Record set>
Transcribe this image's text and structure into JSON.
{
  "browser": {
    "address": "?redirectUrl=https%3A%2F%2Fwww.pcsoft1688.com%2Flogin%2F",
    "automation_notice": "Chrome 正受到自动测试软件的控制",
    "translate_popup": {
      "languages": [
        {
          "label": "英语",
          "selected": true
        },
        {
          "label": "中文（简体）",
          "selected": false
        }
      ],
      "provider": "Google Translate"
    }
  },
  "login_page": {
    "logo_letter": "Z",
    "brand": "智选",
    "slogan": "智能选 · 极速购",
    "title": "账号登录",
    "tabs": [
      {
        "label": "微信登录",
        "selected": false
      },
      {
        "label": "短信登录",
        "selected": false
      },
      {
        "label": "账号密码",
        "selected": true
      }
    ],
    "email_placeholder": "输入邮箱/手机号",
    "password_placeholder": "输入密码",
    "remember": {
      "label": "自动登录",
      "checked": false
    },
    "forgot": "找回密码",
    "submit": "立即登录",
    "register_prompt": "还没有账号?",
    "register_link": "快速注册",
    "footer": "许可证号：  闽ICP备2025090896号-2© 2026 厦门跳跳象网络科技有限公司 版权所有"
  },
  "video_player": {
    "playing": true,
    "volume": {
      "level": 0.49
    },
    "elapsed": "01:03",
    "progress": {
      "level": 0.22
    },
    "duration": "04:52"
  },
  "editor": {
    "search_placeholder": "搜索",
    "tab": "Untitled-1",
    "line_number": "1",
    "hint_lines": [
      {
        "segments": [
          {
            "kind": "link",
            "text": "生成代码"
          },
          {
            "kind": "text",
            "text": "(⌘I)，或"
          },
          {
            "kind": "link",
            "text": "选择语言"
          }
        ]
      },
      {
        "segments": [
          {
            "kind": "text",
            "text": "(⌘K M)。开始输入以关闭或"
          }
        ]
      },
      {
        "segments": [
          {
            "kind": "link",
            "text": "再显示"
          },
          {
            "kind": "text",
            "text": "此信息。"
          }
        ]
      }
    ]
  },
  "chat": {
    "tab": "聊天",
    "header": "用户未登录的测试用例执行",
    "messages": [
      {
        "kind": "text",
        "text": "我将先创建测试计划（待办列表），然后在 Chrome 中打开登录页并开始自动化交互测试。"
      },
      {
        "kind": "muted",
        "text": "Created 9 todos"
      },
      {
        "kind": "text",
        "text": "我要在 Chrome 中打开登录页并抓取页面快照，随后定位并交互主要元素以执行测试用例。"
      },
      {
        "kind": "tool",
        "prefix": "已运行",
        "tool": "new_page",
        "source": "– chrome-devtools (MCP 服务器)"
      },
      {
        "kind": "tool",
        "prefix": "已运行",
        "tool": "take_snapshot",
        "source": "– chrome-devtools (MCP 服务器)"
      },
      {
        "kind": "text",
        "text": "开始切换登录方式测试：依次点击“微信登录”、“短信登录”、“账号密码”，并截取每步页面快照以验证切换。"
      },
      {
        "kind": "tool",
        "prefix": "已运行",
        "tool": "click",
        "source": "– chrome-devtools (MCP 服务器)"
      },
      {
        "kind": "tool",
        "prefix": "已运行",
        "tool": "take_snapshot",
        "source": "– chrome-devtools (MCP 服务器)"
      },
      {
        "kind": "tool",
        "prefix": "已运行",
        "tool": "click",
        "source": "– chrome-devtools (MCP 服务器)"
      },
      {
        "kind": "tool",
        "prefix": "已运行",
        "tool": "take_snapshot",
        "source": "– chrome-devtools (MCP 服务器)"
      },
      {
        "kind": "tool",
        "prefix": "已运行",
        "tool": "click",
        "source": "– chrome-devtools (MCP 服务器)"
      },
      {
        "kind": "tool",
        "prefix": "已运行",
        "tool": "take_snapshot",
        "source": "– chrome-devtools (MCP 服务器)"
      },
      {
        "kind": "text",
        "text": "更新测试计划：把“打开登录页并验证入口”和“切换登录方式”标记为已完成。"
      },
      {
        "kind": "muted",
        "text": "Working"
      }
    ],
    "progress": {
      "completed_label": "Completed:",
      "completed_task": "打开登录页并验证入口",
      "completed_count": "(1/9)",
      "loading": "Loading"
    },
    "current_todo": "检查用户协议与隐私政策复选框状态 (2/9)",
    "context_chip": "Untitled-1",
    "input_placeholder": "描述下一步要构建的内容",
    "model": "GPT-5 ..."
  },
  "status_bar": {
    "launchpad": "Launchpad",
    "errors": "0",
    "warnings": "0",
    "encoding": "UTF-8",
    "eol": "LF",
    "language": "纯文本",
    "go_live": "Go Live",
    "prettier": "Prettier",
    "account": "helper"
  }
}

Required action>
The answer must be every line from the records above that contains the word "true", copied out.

Problem solution>
          "selected": true
        "selected": true
    "playing": true,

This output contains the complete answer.